Your goal
What you give back should match the listing word for word.

Records supplied Block Start

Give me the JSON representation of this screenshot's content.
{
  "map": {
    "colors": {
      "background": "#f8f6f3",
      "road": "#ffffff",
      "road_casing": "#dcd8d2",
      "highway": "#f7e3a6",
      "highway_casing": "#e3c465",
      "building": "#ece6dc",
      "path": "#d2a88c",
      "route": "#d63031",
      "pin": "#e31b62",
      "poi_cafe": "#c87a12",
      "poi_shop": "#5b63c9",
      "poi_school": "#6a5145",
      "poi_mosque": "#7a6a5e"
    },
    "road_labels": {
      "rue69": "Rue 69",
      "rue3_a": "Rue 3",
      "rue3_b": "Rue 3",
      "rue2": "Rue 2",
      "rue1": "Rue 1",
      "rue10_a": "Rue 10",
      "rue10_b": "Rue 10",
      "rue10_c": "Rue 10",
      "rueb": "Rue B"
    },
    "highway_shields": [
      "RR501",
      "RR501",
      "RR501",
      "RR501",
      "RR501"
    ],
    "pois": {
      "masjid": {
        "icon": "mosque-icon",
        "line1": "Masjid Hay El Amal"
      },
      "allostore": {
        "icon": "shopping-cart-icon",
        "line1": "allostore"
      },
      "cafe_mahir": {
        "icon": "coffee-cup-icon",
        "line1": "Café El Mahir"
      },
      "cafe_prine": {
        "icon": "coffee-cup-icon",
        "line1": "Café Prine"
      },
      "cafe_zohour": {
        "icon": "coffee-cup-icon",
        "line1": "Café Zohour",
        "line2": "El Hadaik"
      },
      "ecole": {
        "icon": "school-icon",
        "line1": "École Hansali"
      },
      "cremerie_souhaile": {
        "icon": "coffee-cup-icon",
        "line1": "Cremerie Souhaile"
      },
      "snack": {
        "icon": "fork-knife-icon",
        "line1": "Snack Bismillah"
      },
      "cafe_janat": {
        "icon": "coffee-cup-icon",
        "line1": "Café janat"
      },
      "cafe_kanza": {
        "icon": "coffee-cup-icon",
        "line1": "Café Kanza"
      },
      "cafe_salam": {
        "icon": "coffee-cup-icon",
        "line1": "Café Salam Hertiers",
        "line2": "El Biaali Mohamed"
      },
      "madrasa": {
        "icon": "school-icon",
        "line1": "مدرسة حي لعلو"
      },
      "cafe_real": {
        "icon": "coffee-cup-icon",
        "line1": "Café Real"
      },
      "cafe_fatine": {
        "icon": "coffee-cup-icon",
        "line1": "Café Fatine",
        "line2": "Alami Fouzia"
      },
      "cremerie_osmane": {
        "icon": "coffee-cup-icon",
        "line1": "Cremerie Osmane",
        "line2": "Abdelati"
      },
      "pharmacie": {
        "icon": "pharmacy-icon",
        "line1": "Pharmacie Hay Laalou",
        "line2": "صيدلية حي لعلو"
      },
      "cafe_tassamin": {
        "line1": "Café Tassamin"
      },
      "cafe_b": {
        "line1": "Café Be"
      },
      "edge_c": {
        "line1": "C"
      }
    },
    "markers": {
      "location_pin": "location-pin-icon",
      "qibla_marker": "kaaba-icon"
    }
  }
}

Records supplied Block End

Output below
Give me the JSON representation of this screenshot's content.
{
  "map": {
    "colors": {
      "background": "#f8f6f3",
      "road": "#ffffff",
      "road_casing": "#dcd8d2",
      "highway": "#f7e3a6",
      "highway_casing": "#e3c465",
      "building": "#ece6dc",
      "path": "#d2a88c",
      "route": "#d63031",
      "pin": "#e31b62",
      "poi_cafe": "#c87a12",
      "poi_shop": "#5b63c9",
      "poi_school": "#6a5145",
      "poi_mosque": "#7a6a5e"
    },
    "road_labels": {
      "rue69": "Rue 69",
      "rue3_a": "Rue 3",
      "rue3_b": "Rue 3",
      "rue2": "Rue 2",
      "rue1": "Rue 1",
      "rue10_a": "Rue 10",
      "rue10_b": "Rue 10",
      "rue10_c": "Rue 10",
      "rueb": "Rue B"
    },
    "highway_shields": [
      "RR501",
      "RR501",
      "RR501",
      "RR501",
      "RR501"
    ],
    "pois": {
      "masjid": {
        "icon": "mosque-icon",
        "line1": "Masjid Hay El Amal"
      },
      "allostore": {
        "icon": "shopping-cart-icon",
        "line1": "allostore"
      },
      "cafe_mahir": {
        "icon": "coffee-cup-icon",
        "line1": "Café El Mahir"
      },
      "cafe_prine": {
        "icon": "coffee-cup-icon",
        "line1": "Café Prine"
      },
      "cafe_zohour": {
        "icon": "coffee-cup-icon",
        "line1": "Café Zohour",
        "line2": "El Hadaik"
      },
      "ecole": {
        "icon": "school-icon",
        "line1": "École Hansali"
      },
      "cremerie_souhaile": {
        "icon": "coffee-cup-icon",
        "line1": "Cremerie Souhaile"
      },
      "snack": {
        "icon": "fork-knife-icon",
        "line1": "Snack Bismillah"
      },
      "cafe_janat": {
        "icon": "coffee-cup-icon",
        "line1": "Café janat"
      },
      "cafe_kanza": {
        "icon": "coffee-cup-icon",
        "line1": "Café Kanza"
      },
      "cafe_salam": {
        "icon": "coffee-cup-icon",
        "line1": "Café Salam Hertiers",
        "line2": "El Biaali Mohamed"
      },
      "madrasa": {
        "icon": "school-icon",
        "line1": "مدرسة حي لعلو"
      },
      "cafe_real": {
        "icon": "coffee-cup-icon",
        "line1": "Café Real"
      },
      "cafe_fatine": {
        "icon": "coffee-cup-icon",
        "line1": "Café Fatine",
        "line2": "Alami Fouzia"
      },
      "cremerie_osmane": {
        "icon": "coffee-cup-icon",
        "line1": "Cremerie Osmane",
        "line2": "Abdelati"
      },
      "pharmacie": {
        "icon": "pharmacy-icon",
        "line1": "Pharmacie Hay Laalou",
        "line2": "صيدلية حي لعلو"
      },
      "cafe_tassamin": {
        "line1": "Café Tassamin"
      },
      "cafe_b": {
        "line1": "Café Be"
      },
      "edge_c": {
        "line1": "C"
      }
    },
    "markers": {
      "location_pin": "location-pin-icon",
      "qibla_marker": "kaaba-icon"
    }
  }
}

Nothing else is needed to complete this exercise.